**TASK INPUT**
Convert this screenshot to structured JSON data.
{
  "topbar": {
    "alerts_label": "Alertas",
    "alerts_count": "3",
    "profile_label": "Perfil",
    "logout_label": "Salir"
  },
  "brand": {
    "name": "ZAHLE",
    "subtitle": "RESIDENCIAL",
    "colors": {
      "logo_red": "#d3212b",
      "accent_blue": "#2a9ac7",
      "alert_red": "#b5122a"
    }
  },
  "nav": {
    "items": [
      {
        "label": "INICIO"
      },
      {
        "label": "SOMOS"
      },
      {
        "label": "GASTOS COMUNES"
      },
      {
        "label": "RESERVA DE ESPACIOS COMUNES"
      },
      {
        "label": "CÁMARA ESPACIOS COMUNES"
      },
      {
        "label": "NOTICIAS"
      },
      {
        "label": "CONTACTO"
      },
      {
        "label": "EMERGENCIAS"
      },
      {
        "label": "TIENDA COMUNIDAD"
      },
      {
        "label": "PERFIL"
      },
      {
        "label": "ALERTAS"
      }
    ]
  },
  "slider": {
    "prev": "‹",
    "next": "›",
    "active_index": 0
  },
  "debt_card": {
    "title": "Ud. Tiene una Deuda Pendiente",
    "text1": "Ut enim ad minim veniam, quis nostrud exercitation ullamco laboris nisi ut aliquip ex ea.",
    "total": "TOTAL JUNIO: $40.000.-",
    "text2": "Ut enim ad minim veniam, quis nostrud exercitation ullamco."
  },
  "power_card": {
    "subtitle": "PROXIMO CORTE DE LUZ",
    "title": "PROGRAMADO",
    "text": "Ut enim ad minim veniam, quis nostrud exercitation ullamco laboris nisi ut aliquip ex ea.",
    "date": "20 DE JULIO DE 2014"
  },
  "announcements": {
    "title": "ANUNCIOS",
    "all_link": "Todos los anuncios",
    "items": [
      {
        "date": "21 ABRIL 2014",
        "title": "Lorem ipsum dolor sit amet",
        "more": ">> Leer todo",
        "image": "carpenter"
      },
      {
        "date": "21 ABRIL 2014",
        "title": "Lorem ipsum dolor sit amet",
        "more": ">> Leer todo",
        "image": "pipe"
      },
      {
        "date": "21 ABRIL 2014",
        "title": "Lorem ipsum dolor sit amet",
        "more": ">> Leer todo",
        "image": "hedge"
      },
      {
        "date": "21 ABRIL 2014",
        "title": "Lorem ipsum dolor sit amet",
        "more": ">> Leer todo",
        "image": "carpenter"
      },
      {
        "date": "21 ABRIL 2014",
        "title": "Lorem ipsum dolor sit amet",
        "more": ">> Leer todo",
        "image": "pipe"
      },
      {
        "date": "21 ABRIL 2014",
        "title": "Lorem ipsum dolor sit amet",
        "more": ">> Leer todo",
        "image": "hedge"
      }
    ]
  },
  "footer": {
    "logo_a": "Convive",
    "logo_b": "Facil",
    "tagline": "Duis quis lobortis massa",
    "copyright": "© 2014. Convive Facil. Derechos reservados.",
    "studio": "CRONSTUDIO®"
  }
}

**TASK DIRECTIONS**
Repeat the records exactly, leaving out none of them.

**EXERCISE RESULT**
Convert this screenshot to structured JSON data.
{
  "topbar": {
    "alerts_label": "Alertas",
    "alerts_count": "3",
    "profile_label": "Perfil",
    "logout_label": "Salir"
  },
  "brand": {
    "name": "ZAHLE",
    "subtitle": "RESIDENCIAL",
    "colors": {
      "logo_red": "#d3212b",
      "accent_blue": "#2a9ac7",
      "alert_red": "#b5122a"
    }
  },
  "nav": {
    "items": [
      {
        "label": "INICIO"
      },
      {
        "label": "SOMOS"
      },
      {
        "label": "GASTOS COMUNES"
      },
      {
        "label": "RESERVA DE ESPACIOS COMUNES"
      },
      {
        "label": "CÁMARA ESPACIOS COMUNES"
      },
      {
        "label": "NOTICIAS"
      },
      {
        "label": "CONTACTO"
      },
      {
        "label": "EMERGENCIAS"
      },
      {
        "label": "TIENDA COMUNIDAD"
      },
      {
        "label": "PERFIL"
      },
      {
        "label": "ALERTAS"
      }
    ]
  },
  "slider": {
    "prev": "‹",
    "next": "›",
    "active_index": 0
  },
  "debt_card": {
    "title": "Ud. Tiene una Deuda Pendiente",
    "text1": "Ut enim ad minim veniam, quis nostrud exercitation ullamco laboris nisi ut aliquip ex ea.",
    "total": "TOTAL JUNIO: $40.000.-",
    "text2": "Ut enim ad minim veniam, quis nostrud exercitation ullamco."
  },
  "power_card": {
    "subtitle": "PROXIMO CORTE DE LUZ",
    "title": "PROGRAMADO",
    "text": "Ut enim ad minim veniam, quis nostrud exercitation ullamco laboris nisi ut aliquip ex ea.",
    "date": "20 DE JULIO DE 2014"
  },
  "announcements": {
    "title": "ANUNCIOS",
    "all_link": "Todos los anuncios",
    "items": [
      {
        "date": "21 ABRIL 2014",
        "title": "Lorem ipsum dolor sit amet",
        "more": ">> Leer todo",
        "image": "carpenter"
      },
      {
        "date": "21 ABRIL 2014",
        "title": "Lorem ipsum dolor sit amet",
        "more": ">> Leer todo",
        "image": "pipe"
      },
      {
        "date": "21 ABRIL 2014",
        "title": "Lorem ipsum dolor sit amet",
        "more": ">> Leer todo",
        "image": "hedge"
      },
      {
        "date": "21 ABRIL 2014",
        "title": "Lorem ipsum dolor sit amet",
        "more": ">> Leer todo",
        "image": "carpenter"
      },
      {
        "date": "21 ABRIL 2014",
        "title": "Lorem ipsum dolor sit amet",
        "more": ">> Leer todo",
        "image": "pipe"
      },
      {
        "date": "21 ABRIL 2014",
        "title": "Lorem ipsum dolor sit amet",
        "more": ">> Leer todo",
        "image": "hedge"
      }
    ]
  },
  "footer": {
    "logo_a": "Convive",
    "logo_b": "Facil",
    "tagline": "Duis quis lobortis massa",
    "copyright": "© 2014. Convive Facil. Derechos reservados.",
    "studio": "CRONSTUDIO®"
  }
}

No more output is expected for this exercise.